Each week on #HallOfFameThursday, Horse Network recognizes members of the Show Jumping Hall of Fame with an inductee’s plaque, historical photos and, on the first Thursday of every month, an article written by a Show Jumping Hall of Famer. This week, we feature a story by team vet Daniel Marks, Show Jumping Hall of Fame class of 2013.

I was asked to fly over to La Baule, France well before the start of the 1972 Olympic Games in Munich, because Sloopy, Neal Shapiro’s mount for the Games, was sick and had lost a lot of weight and condition.

I took three large vet supply cases with me, but when my Air France flight landed, they were nowhere to be found. It took Air France three months to find them!

As we drove in to the stable area to see Sloopy, there was the legendary Snowbound, another Team horse and the one on whom Bill Steinkraus had won the individual Gold Medal at the 1968 Olympics in Mexico City, bleeding profusely from a laceration on his face. He had just cut himself on a sharp edge in the wash rack.

After applying pressure to control the bleeding, I went into town, which was much closer than the hospital, and bought some regular silk sewing thread, some sewing needles, alcohol and ice. We used the ice to anesthetize the skin and I sewed it up. The excellent blood supply to the face was responsible for the generous bleeding but, as with most face wounds, also contributed to very good healing.

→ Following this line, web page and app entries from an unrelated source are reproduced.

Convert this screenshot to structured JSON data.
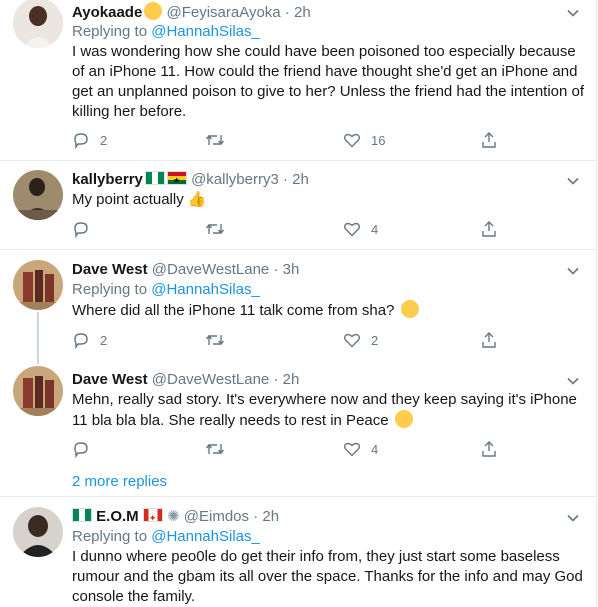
{
  "tweets": [
    {
      "name": "Ayokaade",
      "handle": "@FeyisaraAyoka",
      "dot": "·",
      "time": "2h",
      "replying_label": "Replying to",
      "replying_to": "@HannahSilas_",
      "text": "I was wondering how she could have been poisoned too especially because of an iPhone 11. How could the friend have thought she'd get an iPhone and get an unplanned poison to give to her? Unless the friend had the intention of killing her before.",
      "replies": "2",
      "retweets": "",
      "likes": "16"
    },
    {
      "name": "kallyberry",
      "handle": "@kallyberry3",
      "dot": "·",
      "time": "2h",
      "text": "My point actually",
      "replies": "",
      "retweets": "",
      "likes": "4"
    },
    {
      "name": "Dave West",
      "handle": "@DaveWestLane",
      "dot": "·",
      "time": "3h",
      "replying_label": "Replying to",
      "replying_to": "@HannahSilas_",
      "text": "Where did all the iPhone 11 talk come from sha?",
      "replies": "2",
      "retweets": "",
      "likes": "2"
    },
    {
      "name": "Dave West",
      "handle": "@DaveWestLane",
      "dot": "·",
      "time": "2h",
      "text": "Mehn, really sad story. It's everywhere now and they keep saying it's iPhone 11 bla bla bla. She really needs to rest in Peace",
      "replies": "",
      "retweets": "",
      "likes": "4"
    },
    {
      "name": "E.O.M",
      "handle": "@Eimdos",
      "dot": "·",
      "time": "2h",
      "replying_label": "Replying to",
      "replying_to": "@HannahSilas_",
      "text": "I dunno where peo0le do get their info from, they just start some baseless rumour and the gbam its all over the space. Thanks for the info and may God console the family."
    }
  ],
  "more_replies": "2 more replies",
  "colors": {
    "accent": "#1b95e0",
    "muted": "#657786",
    "divider": "#e6ecf0"
  }
}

Snowbound had a pair of bowed tendons from his failed career as a race horse. When he and Bill won the Gold at Mexico City (over the biggest Games course ever built!), he re-bowed in one leg. He had had a long rehabilitation and was showing and schooling wonderfully prior to the Games. Part way through the first round, however, he damaged a front suspensory ligament, which put him out of action.

Bill then rode his second mount, Main Spring, in the Nations Cup, where he had one of only three clear rounds in the whole competition. We finished second to the Germans (by just one quarter of a fault!) and came home with the team Silver Medal.

It turned out that after some treatment, Sloopy, the horse I had traveled over so early to see, recovered fully and with about four weeks to go was back in good health and ready for Munich. However, while schooling at Munich he got a long cut on his hind pastern. The cut required 30 stitches but I was able to sew it up, this time using proper implements as I had received replacements for the supplies that Air France had managed to lose.

Now healthy, Sloopy matched Main Spring with a clear round in the Nations Cup and, together with Bill, Frank Chapot and Kathy Kusner, helped us win the team Silver. He and Neal also went on to win the individual Bronze Medal as well.

It had been a hairy and tense six weeks with two Team horses that would someday be inducted into the Show Jumping Hall of Fame requiring medical help, but in the end it all paid off as we came away with our first team medal in show jumping since 1960 and an individual medal to boot!

All photos courtesy of the Show Jumping Hall of Fame.

About the Author

For 24 years, Dr. Daniel Marks served as the team veterinarian for the USET and U.S. Olympic Teams in Jumping and Dressage and was an integral part of their medal winning success. He was inducted into the Show Jumping Hall of Fame in 2013.

The Show Jumping Hall of Fame is a 501(c)3 not-for-profit charity that relies solely on contributions to operate. If you liked this story, please consider supporting its efforts to preserve our sport’s history. Donations can be made online at www.ShowJumpingHallofFame.net.